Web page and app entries
======

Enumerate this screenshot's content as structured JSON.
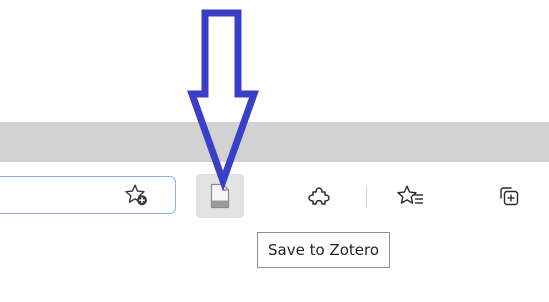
{
  "toolbar": {
    "address_bar": {
      "value": ""
    },
    "buttons": [
      {
        "name": "add-favorite",
        "icon": "star-plus-icon"
      },
      {
        "name": "save-to-zotero",
        "icon": "document-icon"
      },
      {
        "name": "extensions",
        "icon": "puzzle-icon"
      },
      {
        "name": "favorites",
        "icon": "star-list-icon"
      },
      {
        "name": "collections",
        "icon": "collections-plus-icon"
      }
    ]
  },
  "tooltip": {
    "text": "Save to Zotero"
  },
  "annotation": {
    "icon": "down-arrow-icon",
    "color": "#3b3fc8"
  }
}
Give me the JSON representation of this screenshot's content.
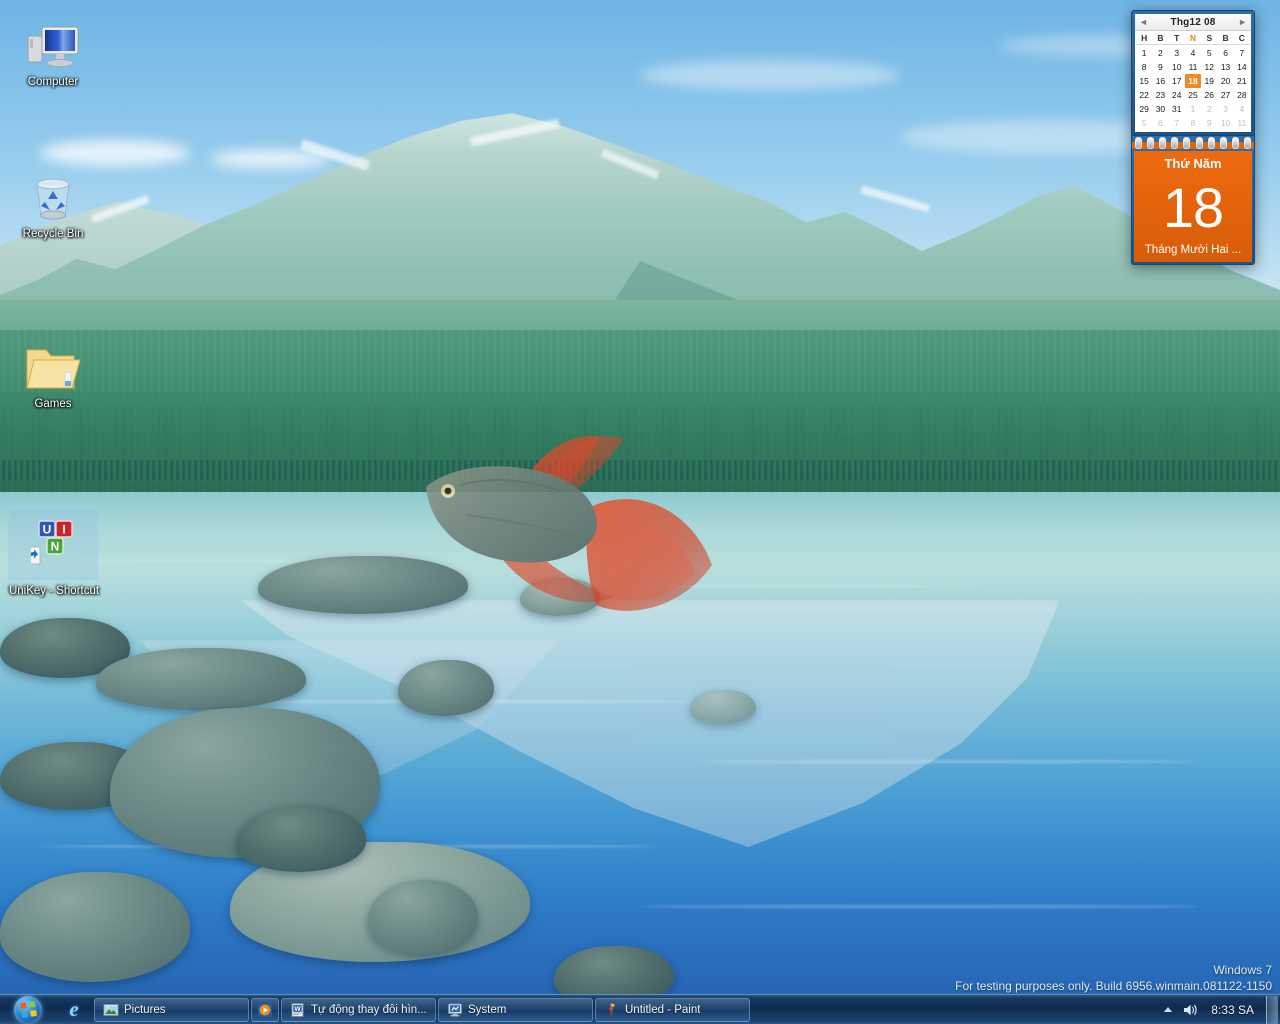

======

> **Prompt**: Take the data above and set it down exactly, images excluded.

> **Solution to this problem**:
Enumerate this screenshot's content as structured JSON.
{
  "toolbar": {
    "address_bar": {
      "value": ""
    },
    "buttons": [
      {
        "name": "add-favorite",
        "icon": "star-plus-icon"
      },
      {
        "name": "save-to-zotero",
        "icon": "document-icon"
      },
      {
        "name": "extensions",
        "icon": "puzzle-icon"
      },
      {
        "name": "favorites",
        "icon": "star-list-icon"
      },
      {
        "name": "collections",
        "icon": "collections-plus-icon"
      }
    ]
  },
  "tooltip": {
    "text": "Save to Zotero"
  },
  "annotation": {
    "icon": "down-arrow-icon",
    "color": "#3b3fc8"
  }
}
Give me the JSON representation of this screenshot's content.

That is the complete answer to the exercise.